The tagline for Coffee Tomo, a cafe that opened a few weeks ago off the main drag of Sawtelle Boulevard's mini Japan Town, might be: coffee specialists and slightly manic pretzel innovators. Think fresh-baked, intricately structured pretzels stuffed with red beans and cheese.
The walls of the brand new, immaculate shop are clean white and dark brown wood — "the color of coffee," explains owner Kibum Sung. Sung is a former landscape architect who designed every element of the shop. "I wanted to make it warm, wanted people to walk in and smell the coffee and feel comfortable."
Sung is Korean-born and Japan-educated. Everything here bears Sung's very conscious design aesthetic, from the spare, careful arrangements of coffee paraphernalia on dark wooden shelves to the painstakingly ordered row of jars, showing coffee beans at each stage of roast. The kendo swords high on the shelves are Sung's too; he's a second-dan black belt. But then there's his food: his version of pretzels stuffed with the post-Western Asian-pop madness.
The best thing here might be the pretzel stuffed with sweet potato and cheese: crispy on the outside, utterly soft on the inside, strands of stretchy mozzarella folded around sweet, molten sweet potato puree. It's a deliriously joyous creation.
Sung hand-makes every pretzel to order, rolling it into a baroque arrangement of whorls and folds and curlicues, and bringing it to your table straight from the oven. Where else can you get a pretzel made with this level of devotion?
More adventurous palates should try Sung's favorite: a pretzel stuffed with red bean and cheese, the most lunatic of the stuffed pretzel fillings. The flavors barely cohere, but they make a weird sort of uneven magic, chunky bits of slightly sweetened Asian red bean clinging to strands of mozzarella. The experience is balanced right on the slightly bewildering, charming knife's edge between a sweet and a savory snack — an Asian dessert that wandered into a calzone.
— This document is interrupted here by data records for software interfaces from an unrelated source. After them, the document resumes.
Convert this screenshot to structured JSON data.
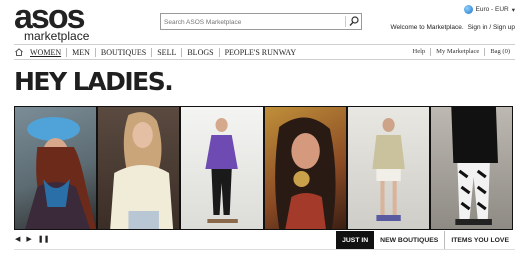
{
  "brand": {
    "name": "asos",
    "sub": "marketplace"
  },
  "search": {
    "placeholder": "Search ASOS Marketplace"
  },
  "account": {
    "currency": "Euro - EUR",
    "currency_caret": "▾",
    "welcome": "Welcome to Marketplace.",
    "sign_in": "Sign in / Sign up"
  },
  "nav": {
    "items": [
      "WOMEN",
      "MEN",
      "BOUTIQUES",
      "SELL",
      "BLOGS",
      "PEOPLE'S RUNWAY"
    ],
    "right": [
      "Help",
      "My Marketplace",
      "Bag (0)"
    ]
  },
  "hero": {
    "title": "HEY LADIES."
  },
  "carousel": {
    "prev": "◀",
    "next": "▶",
    "pause": "❚❚",
    "tabs": [
      "JUST IN",
      "NEW BOUTIQUES",
      "ITEMS YOU LOVE"
    ]
  },
  "colors": {
    "text": "#222222",
    "active_tab": "#111111",
    "globe": "#1d73c4"
  },
  "icons": [
    "home-icon",
    "search-icon",
    "globe-icon"
  ]
}
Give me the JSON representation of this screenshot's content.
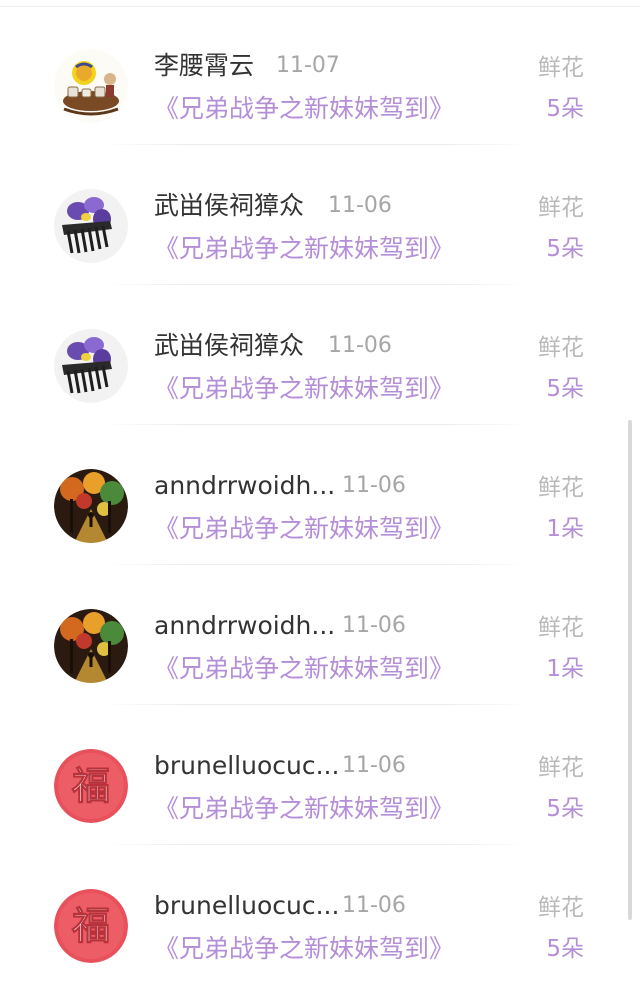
{
  "gifts": [
    {
      "name": "李腰霄云",
      "date": "11-07",
      "title": "《兄弟战争之新妹妹驾到》",
      "gift_type": "鲜花",
      "count": "5朵",
      "avatar_icon": "tea-scene-avatar-icon"
    },
    {
      "name": "武畄侯祠獐众",
      "date": "11-06",
      "title": "《兄弟战争之新妹妹驾到》",
      "gift_type": "鲜花",
      "count": "5朵",
      "avatar_icon": "iris-flower-avatar-icon"
    },
    {
      "name": "武畄侯祠獐众",
      "date": "11-06",
      "title": "《兄弟战争之新妹妹驾到》",
      "gift_type": "鲜花",
      "count": "5朵",
      "avatar_icon": "iris-flower-avatar-icon"
    },
    {
      "name": "anndrrwoidh...",
      "date": "11-06",
      "title": "《兄弟战争之新妹妹驾到》",
      "gift_type": "鲜花",
      "count": "1朵",
      "avatar_icon": "autumn-painting-avatar-icon"
    },
    {
      "name": "anndrrwoidh...",
      "date": "11-06",
      "title": "《兄弟战争之新妹妹驾到》",
      "gift_type": "鲜花",
      "count": "1朵",
      "avatar_icon": "autumn-painting-avatar-icon"
    },
    {
      "name": "brunelluocuc...",
      "date": "11-06",
      "title": "《兄弟战争之新妹妹驾到》",
      "gift_type": "鲜花",
      "count": "5朵",
      "avatar_icon": "fu-character-avatar-icon"
    },
    {
      "name": "brunelluocuc...",
      "date": "11-06",
      "title": "《兄弟战争之新妹妹驾到》",
      "gift_type": "鲜花",
      "count": "5朵",
      "avatar_icon": "fu-character-avatar-icon"
    }
  ],
  "fu_char": "福",
  "colors": {
    "name": "#333333",
    "date": "#a6a6a6",
    "title_accent": "#b48fd8",
    "gift_type": "#b9b9b9",
    "fu_red": "#e8505b"
  }
}
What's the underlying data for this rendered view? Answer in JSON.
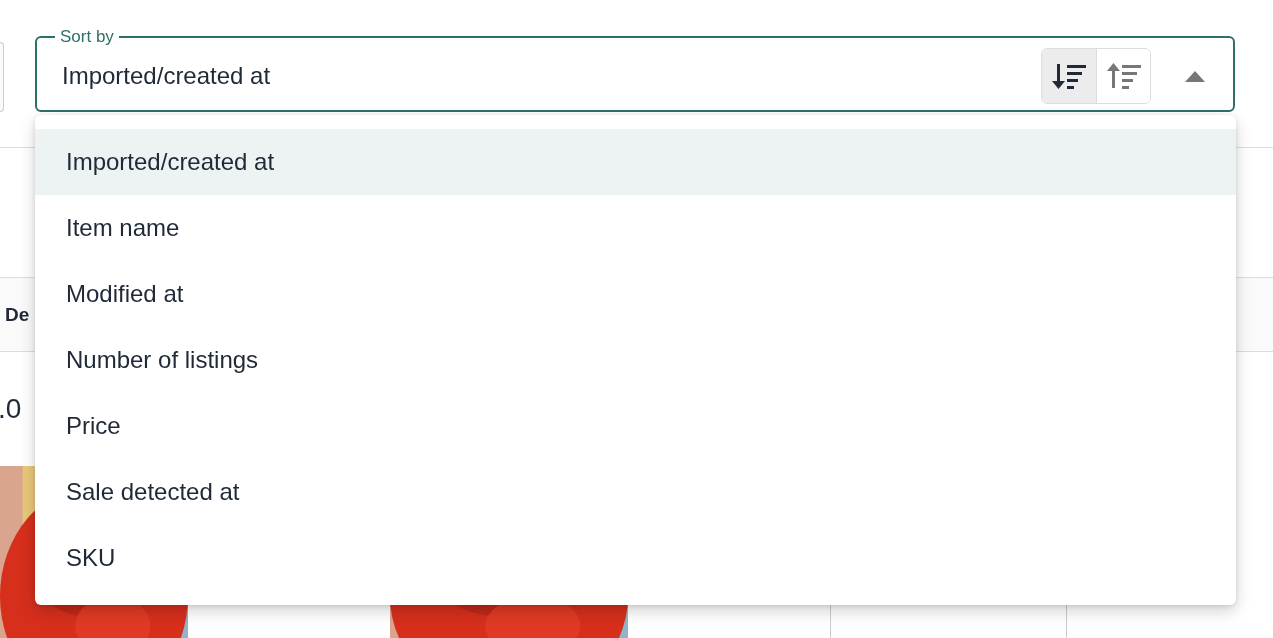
{
  "background": {
    "column_header": "De",
    "price_cell": ".0"
  },
  "sort_field": {
    "label": "Sort by",
    "value": "Imported/created at",
    "expanded": true,
    "order_buttons": [
      {
        "kind": "descending",
        "selected": true
      },
      {
        "kind": "ascending",
        "selected": false
      }
    ]
  },
  "options": [
    {
      "label": "Imported/created at",
      "selected": true
    },
    {
      "label": "Item name",
      "selected": false
    },
    {
      "label": "Modified at",
      "selected": false
    },
    {
      "label": "Number of listings",
      "selected": false
    },
    {
      "label": "Price",
      "selected": false
    },
    {
      "label": "Sale detected at",
      "selected": false
    },
    {
      "label": "SKU",
      "selected": false
    }
  ]
}
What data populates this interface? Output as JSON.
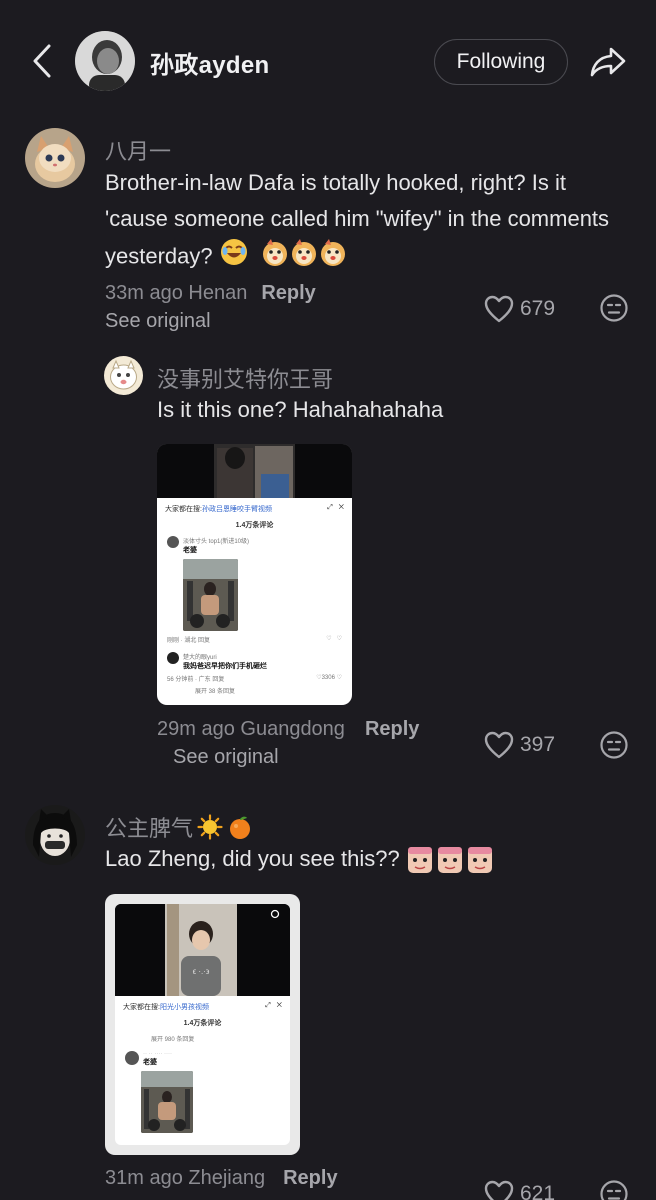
{
  "header": {
    "username": "孙政ayden",
    "follow_label": "Following"
  },
  "comments": [
    {
      "name": "八月一",
      "text": "Brother-in-law Dafa is totally hooked, right? Is it 'cause someone called him \"wifey\" in the comments yesterday?",
      "time_location": "33m ago Henan",
      "reply_label": "Reply",
      "see_original": "See original",
      "likes": "679"
    },
    {
      "name": "没事别艾特你王哥",
      "text": "Is it this one? Hahahahahaha",
      "time_location": "29m ago Guangdong",
      "reply_label": "Reply",
      "see_original": "See original",
      "likes": "397",
      "thumb": {
        "search_prefix": "大家都在搜:",
        "search_link": "孙政吕恩睡咬手臂视频",
        "count": "1.4万条评论",
        "c1_user": "淡体寸头 top1(新进10级)",
        "c1_text": "老婆",
        "c1_meta": "刚刚 · 湖北    回复",
        "c2_user": "楚大的眼yuri",
        "c2_text": "我妈爸迟早把你们手机砸烂",
        "c2_meta": "56 分钟前 · 广东    回复",
        "c2_likes": "3306",
        "expand": "展开 38 条回复"
      }
    },
    {
      "name": "公主脾气",
      "text": "Lao Zheng, did you see this??",
      "time_location": "31m ago Zhejiang",
      "reply_label": "Reply",
      "likes": "621",
      "thumb": {
        "search_prefix": "大家都在搜:",
        "search_link": "阳光小男孩视频",
        "count": "1.4万条评论",
        "expand": "展开 980 条回复",
        "c1_text": "老婆"
      }
    }
  ]
}
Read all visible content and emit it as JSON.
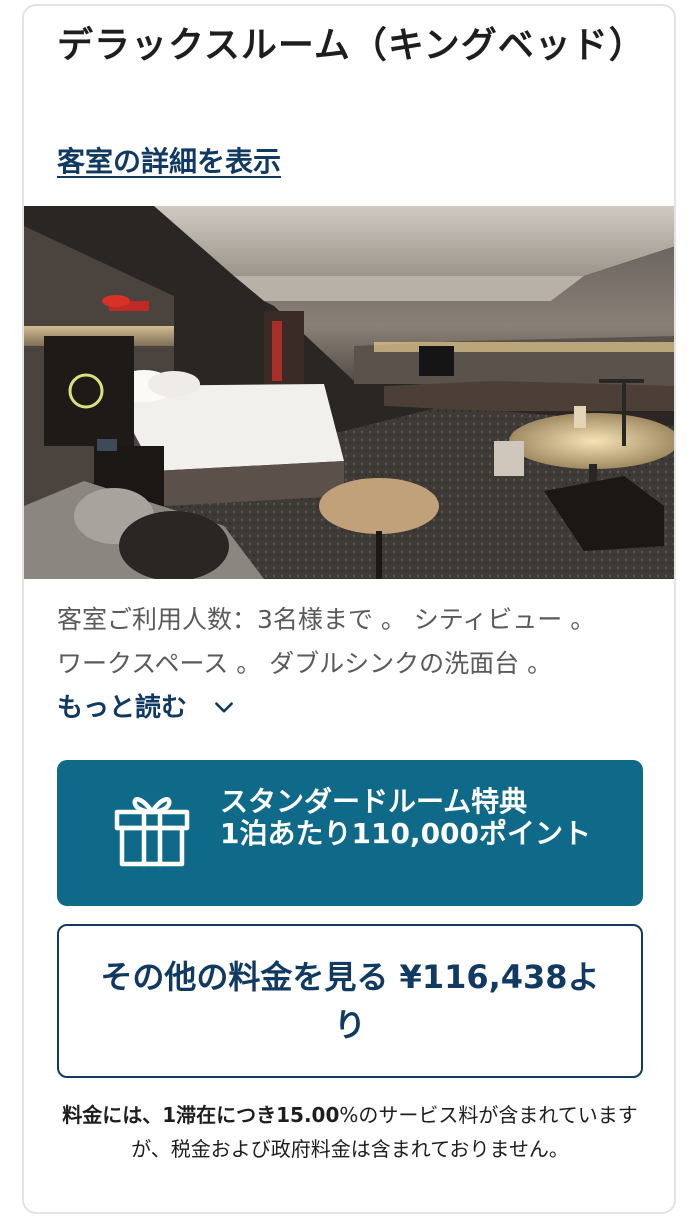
{
  "room": {
    "title": "デラックスルーム（キングベッド）",
    "details_link": "客室の詳細を表示",
    "image_alt": "Deluxe king room with bed, lounge seating, desk and round table",
    "description": "客室ご利用人数：3名様まで 。 シティビュー 。 ワークスペース 。 ダブルシンクの洗面台 。",
    "read_more": "もっと読む"
  },
  "points_offer": {
    "icon": "gift-icon",
    "line1": "スタンダードルーム特典",
    "line2": "1泊あたり110,000ポイント"
  },
  "other_rates": {
    "label": "その他の料金を見る ¥116,438より"
  },
  "fee_note": {
    "bold": "料金には、1滞在につき15.00",
    "regular": "%のサービス料が含まれていますが、税金および政府料金は含まれておりません。"
  },
  "colors": {
    "brand_navy": "#103a62",
    "points_teal": "#0f6a8a",
    "text_dark": "#1e1e1e",
    "text_muted": "#5a5a5a"
  }
}
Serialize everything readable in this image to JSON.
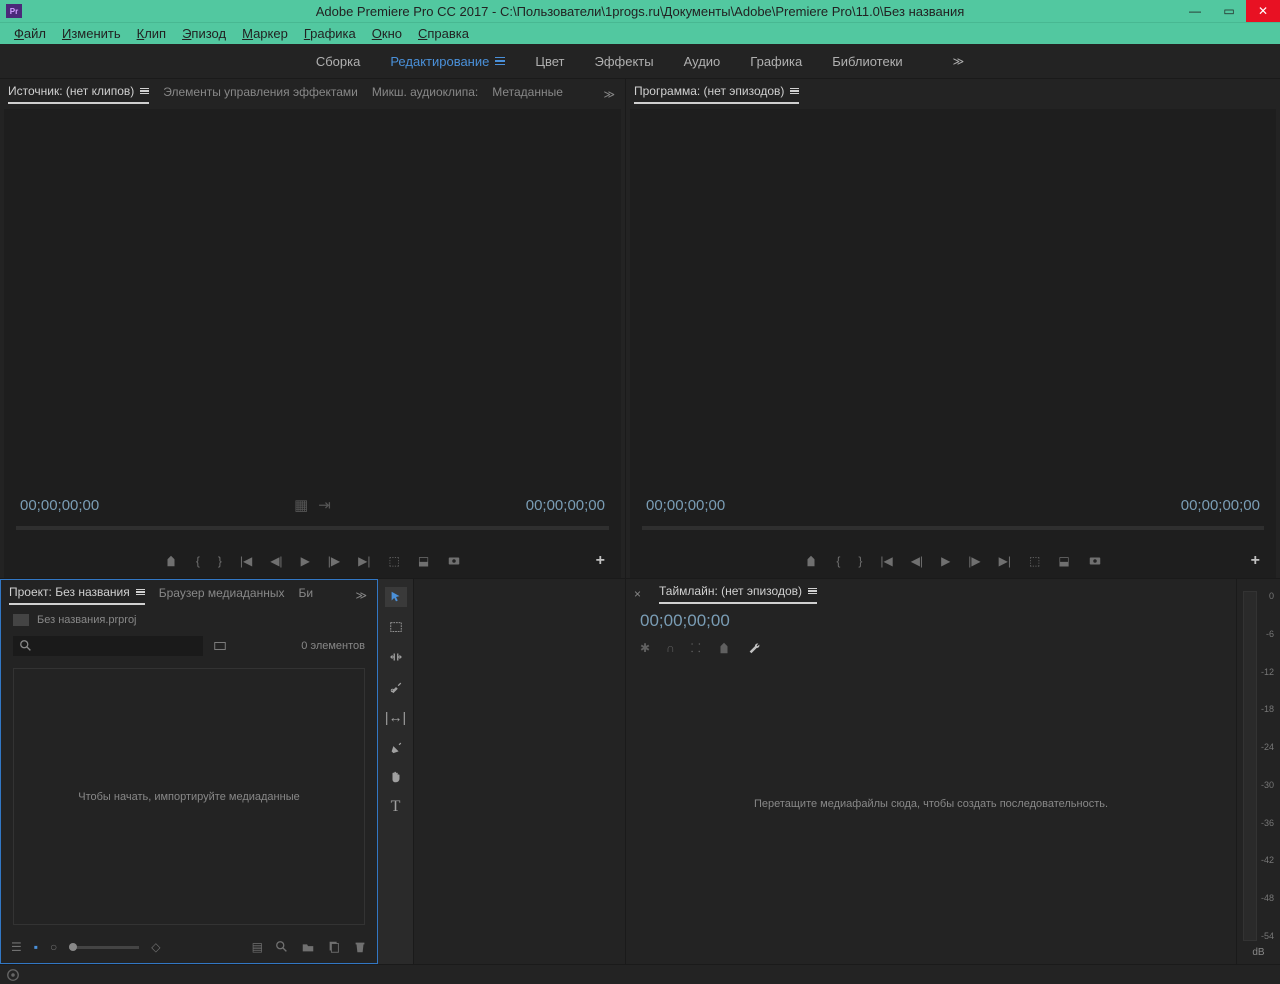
{
  "titlebar": {
    "app_abbrev": "Pr",
    "title": "Adobe Premiere Pro CC 2017 - C:\\Пользователи\\1progs.ru\\Документы\\Adobe\\Premiere Pro\\11.0\\Без названия"
  },
  "menu": {
    "file": "Файл",
    "edit": "Изменить",
    "clip": "Клип",
    "sequence": "Эпизод",
    "marker": "Маркер",
    "graphics": "Графика",
    "window": "Окно",
    "help": "Справка"
  },
  "workspaces": {
    "assembly": "Сборка",
    "editing": "Редактирование",
    "color": "Цвет",
    "effects": "Эффекты",
    "audio": "Аудио",
    "graphics": "Графика",
    "libraries": "Библиотеки"
  },
  "source_panel": {
    "tab_source": "Источник: (нет клипов)",
    "tab_effects": "Элементы управления эффектами",
    "tab_mixer": "Микш. аудиоклипа:",
    "tab_metadata": "Метаданные",
    "tc_left": "00;00;00;00",
    "tc_right": "00;00;00;00"
  },
  "program_panel": {
    "tab_program": "Программа: (нет эпизодов)",
    "tc_left": "00;00;00;00",
    "tc_right": "00;00;00;00"
  },
  "project_panel": {
    "tab_project": "Проект: Без названия",
    "tab_media": "Браузер медиаданных",
    "tab_more": "Би",
    "filename": "Без названия.prproj",
    "search_placeholder": "",
    "item_count": "0 элементов",
    "drop_hint": "Чтобы начать, импортируйте медиаданные"
  },
  "timeline_panel": {
    "tab_timeline": "Таймлайн: (нет эпизодов)",
    "tc": "00;00;00;00",
    "drop_hint": "Перетащите медиафайлы сюда, чтобы создать последовательность."
  },
  "audio_meter": {
    "ticks": [
      "0",
      "-6",
      "-12",
      "-18",
      "-24",
      "-30",
      "-36",
      "-42",
      "-48",
      "-54"
    ],
    "label": "dB"
  }
}
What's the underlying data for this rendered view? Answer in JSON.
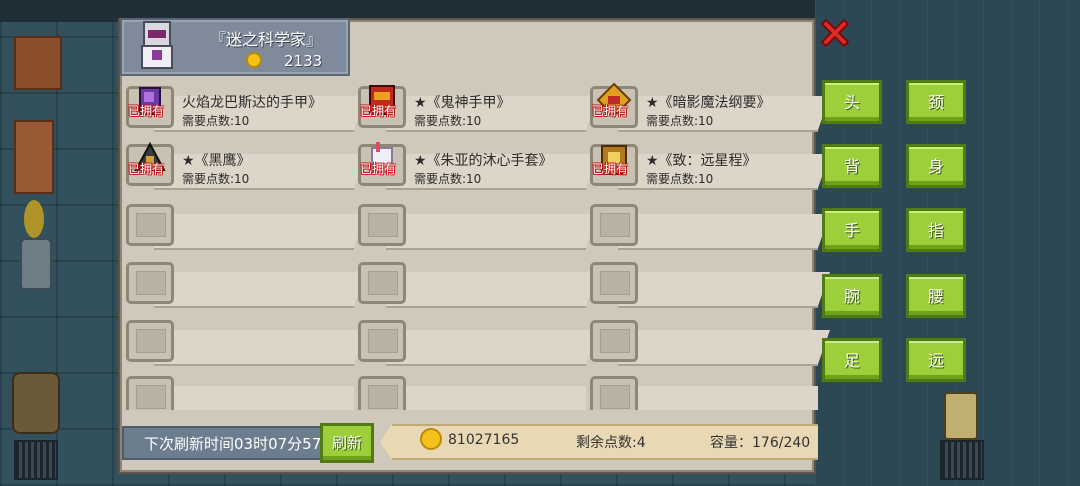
{
  "header": {
    "title": "『迷之科学家』",
    "coins": "2133"
  },
  "items": [
    {
      "owned": "已拥有",
      "name": "火焰龙巴斯达的手甲》",
      "cost": "需要点数:10",
      "icon": "flame-gauntlet-icon",
      "color": "#c0392b"
    },
    {
      "owned": "已拥有",
      "name": "★《鬼神手甲》",
      "cost": "需要点数:10",
      "icon": "demon-gauntlet-icon",
      "color": "#e05a1a"
    },
    {
      "owned": "已拥有",
      "name": "★《暗影魔法纲要》",
      "cost": "需要点数:10",
      "icon": "shadow-tome-icon",
      "color": "#d8a020"
    },
    {
      "owned": "已拥有",
      "name": "★《黑鹰》",
      "cost": "需要点数:10",
      "icon": "black-hawk-icon",
      "color": "#555555"
    },
    {
      "owned": "已拥有",
      "name": "★《朱亚的沐心手套》",
      "cost": "需要点数:10",
      "icon": "glove-icon",
      "color": "#e8e0f0"
    },
    {
      "owned": "已拥有",
      "name": "★《致：远星程》",
      "cost": "需要点数:10",
      "icon": "star-bracer-icon",
      "color": "#c88a20"
    }
  ],
  "equip_buttons": [
    "头",
    "颈",
    "背",
    "身",
    "手",
    "指",
    "腕",
    "腰",
    "足",
    "远"
  ],
  "footer": {
    "refresh_timer": "下次刷新时间03时07分57",
    "refresh_label": "刷新",
    "gold": "81027165",
    "points_remaining": "剩余点数:4",
    "capacity": "容量：176/240"
  }
}
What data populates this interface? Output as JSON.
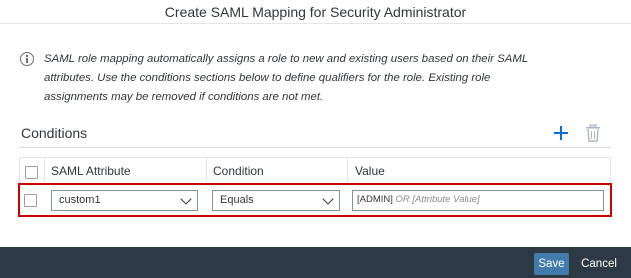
{
  "dialog": {
    "title": "Create SAML Mapping for Security Administrator"
  },
  "info": {
    "icon": "info-icon",
    "text": "SAML role mapping automatically assigns a role to new and existing users based on their SAML attributes. Use the conditions sections below to define qualifiers for the role. Existing role assignments may be removed if conditions are not met."
  },
  "conditions": {
    "title": "Conditions",
    "add_icon": "plus-icon",
    "delete_icon": "trash-icon",
    "columns": [
      "SAML Attribute",
      "Condition",
      "Value"
    ],
    "rows": [
      {
        "selected": false,
        "saml_attribute": "custom1",
        "condition": "Equals",
        "value_token": "[ADMIN]",
        "value_placeholder": "OR [Attribute Value]"
      }
    ]
  },
  "footer": {
    "save_label": "Save",
    "cancel_label": "Cancel"
  },
  "colors": {
    "accent": "#0a6ed1",
    "save_bg": "#427cac",
    "footer_bg": "#2d3943",
    "highlight": "#cc0000"
  }
}
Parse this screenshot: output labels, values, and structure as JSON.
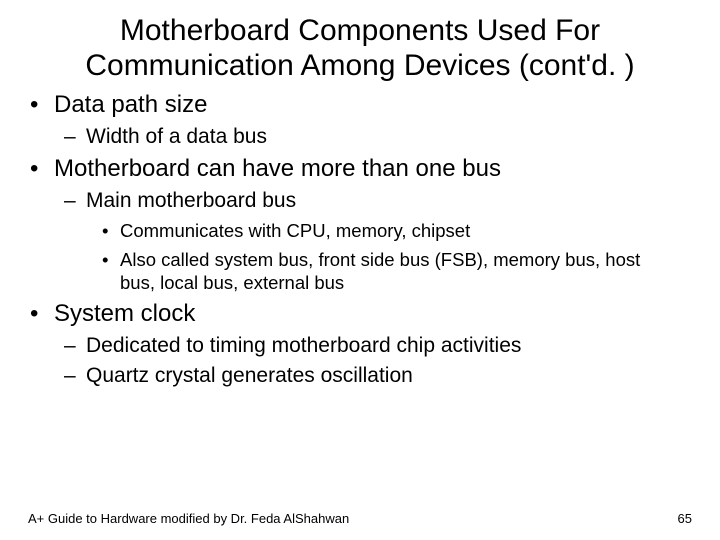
{
  "title": "Motherboard Components Used For Communication Among Devices (cont'd. )",
  "bullets": {
    "i0": "Data path size",
    "i0_0": "Width of a data bus",
    "i1": "Motherboard can have more than one bus",
    "i1_0": "Main motherboard bus",
    "i1_0_0": "Communicates with CPU, memory, chipset",
    "i1_0_1": "Also called system bus, front side bus (FSB), memory bus, host bus, local bus, external bus",
    "i2": "System clock",
    "i2_0": "Dedicated to timing motherboard chip activities",
    "i2_1": "Quartz crystal generates oscillation"
  },
  "footer": {
    "left": "A+ Guide to Hardware modified by Dr. Feda AlShahwan",
    "page": "65"
  }
}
Sung made up these combinations himself, based loosely on stuffed pretzels he'd seen in South Korea. "I have confidence in my pretzels," Sung says.
But for the coffee arts, he turns to Tommy Kim, head barista and master of the roast. Kim roasts all their beans in the large red Diedrich roaster right in front. Kim is also cheerful and completely coffee-obsessed, and he runs at high speed around the shop, chatting with customers about the details of their drink and his former life as an opera singer.
Kim makes the dripped coffee with light-roasted beans, for maximum varietal detail. But for the espresso, he uses his own peculiar mix: one bean varietal, at three stages of roast. "The light roast gives it the sour, the medium gives it the full body and the sweet, and the dark roasting gives it that dark chocolate flavor. I wanted all the flavors, so I mix," Kim says. It's nontraditional, but it makes for a beautiful pull: a high-toned, piercing, slightly schizophrenic but very happy shot of espresso.
Kim makes excellent Italian-style drinks, but he can be talked into making a cappuccino in a style he learned in Japan: espresso with a little foam, a little raw sugar and a cinnamon stick. "It gives it the aroma of cinnamon but not the flavor," Kim says. This is very important to him. He hands you your cappuccino and demands that you stir it up vigorously with the cinnamon stick. "Faster! Faster!" Kim says. "Change the color! More brown! More!"
But for the most ludicrously fun experience of all, order a honey butter bread. This is a very large hunk of white bread, sliced into nine perfect cubes, every face toasted to a crusty golden brown, then re-assembled into a square and topped with a huge pile of fresh whipped cream. It's like some sort of Modern art, negative-space version of a Belgian waffle — obviously the work of a landscape architect set loose in the kitchen.
The result is somehow utterly refined and gleeful at once. It's like the most delicate cinnamon toast imaginable, eggy and spongy and crisp. You spear each cube with your fork, carefully roll it in whipped cream and, slowly, cube by perfect cube, demolish the whole thing. It will delight your inner child and your inner geometer at the same time.
LOCATION: 11309 Mississippi Ave., Los Angeles, (310) 444-9390
PRICE: Coffee drinks, $2.50 to $6; pretzels, $3 to $5; honey butter bread, $5.
DETAILS: Open 7 a.m. to 10:30 p.m. Monday to Friday; 9 a.m. to 10:30 p.m. Saturday; 9 a.m. to 9 p.m. Sunday. Espresso, coffee, blended ice drinks, tea. Cash only at present; credit cards accepted soon. Street parking.Copyright © 2014, Los Angeles Times